I know it's a bit late in the year for we of the Antipodes to get raspberries, but you can easily substitute other fruit here.  This recipe (though it's more of an idea really) comes from Donna Hay's book Modern Baking, which I got this past Christmas.  Thanks Mr P.!  I love raspberries, but I buy them judiciously as they cost a fortune here in Queensland as most of them get shipped up from southern climes.  

tangy and creamy

Berries always make me think of my childhood, my little sister and I clambering around the dusty bushes in Summer, picking blackberries to sell to the local jam factory.  Nobody worried about us getting kidnapped or bitten by snakes and spiders, of which there were plenty in the bush.  Probably kidnappers too:-)  I am trying to learn to love Donna Hay's recipes.  I don't know why I have a problem with them, as they usually work and they taste fine.  Just chemistry, I guess...   

Serves 6:


1 sheet of butter puff pastry, thawed

1-2 tbs milk
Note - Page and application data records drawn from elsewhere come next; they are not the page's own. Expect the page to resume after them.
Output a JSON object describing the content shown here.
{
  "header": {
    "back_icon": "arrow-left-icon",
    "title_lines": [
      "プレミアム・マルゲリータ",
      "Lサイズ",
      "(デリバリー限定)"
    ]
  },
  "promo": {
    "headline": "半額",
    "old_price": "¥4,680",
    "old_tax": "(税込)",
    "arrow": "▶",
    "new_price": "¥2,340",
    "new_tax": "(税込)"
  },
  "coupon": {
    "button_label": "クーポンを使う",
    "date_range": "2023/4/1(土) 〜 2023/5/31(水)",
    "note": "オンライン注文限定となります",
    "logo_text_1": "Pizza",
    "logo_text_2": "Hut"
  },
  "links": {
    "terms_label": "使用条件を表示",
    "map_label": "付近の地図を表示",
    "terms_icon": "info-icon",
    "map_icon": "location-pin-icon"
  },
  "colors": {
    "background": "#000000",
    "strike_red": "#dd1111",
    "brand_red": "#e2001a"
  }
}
2-3 tsp caster sugar, or icing sugar

250g. (8oz.) fresh raspberries or fruit of your choice

2 tbs caster sugar, extra

1.5 cups (375mLs) single (pouring) cream - (or whipping cream)

1 tsp vanilla extract


Pre-heat your oven to 200C

Place a piece of baking paper on a large baking tray, then

On goes the sheet of pastry, which you score with a small knife to get a 2cm. (1 inch) border around the edge

Brush the milk around the border and sprinkle on the caster sugar (the teaspoon measure, not the tablespoons)

Bake it for about 15 mins. till puffy and golden, then take out and let it cool down

Now the berries and extra sugar go into a medium bowl to be crushed with a fork

And whip your cream and vanilla together till you have soft peaks 

Now spoon the cream all over the pastry (within the borders)

Spread the berries lusciously over the top (as Nigella might say)

Cut into delightful portions and serve to your happy family/guests

See - simple and delicious:-)


You could try whatever fruit you fancy; just make sure you crush it or chop finely, or however you wish it to be.  Go ahead; feel free

Donna says to use a beaten egg to brush the border, but I think that's a waste of a perfectly good egg: you won't use all of it, and why not use a bit of milk instead?

you can just see my scoring

smother that pastry in cream

crush the berries with the sugar

slather the berries over the cream

cut into generous slices

ready for eating

berry artwork © Sherry's Pickings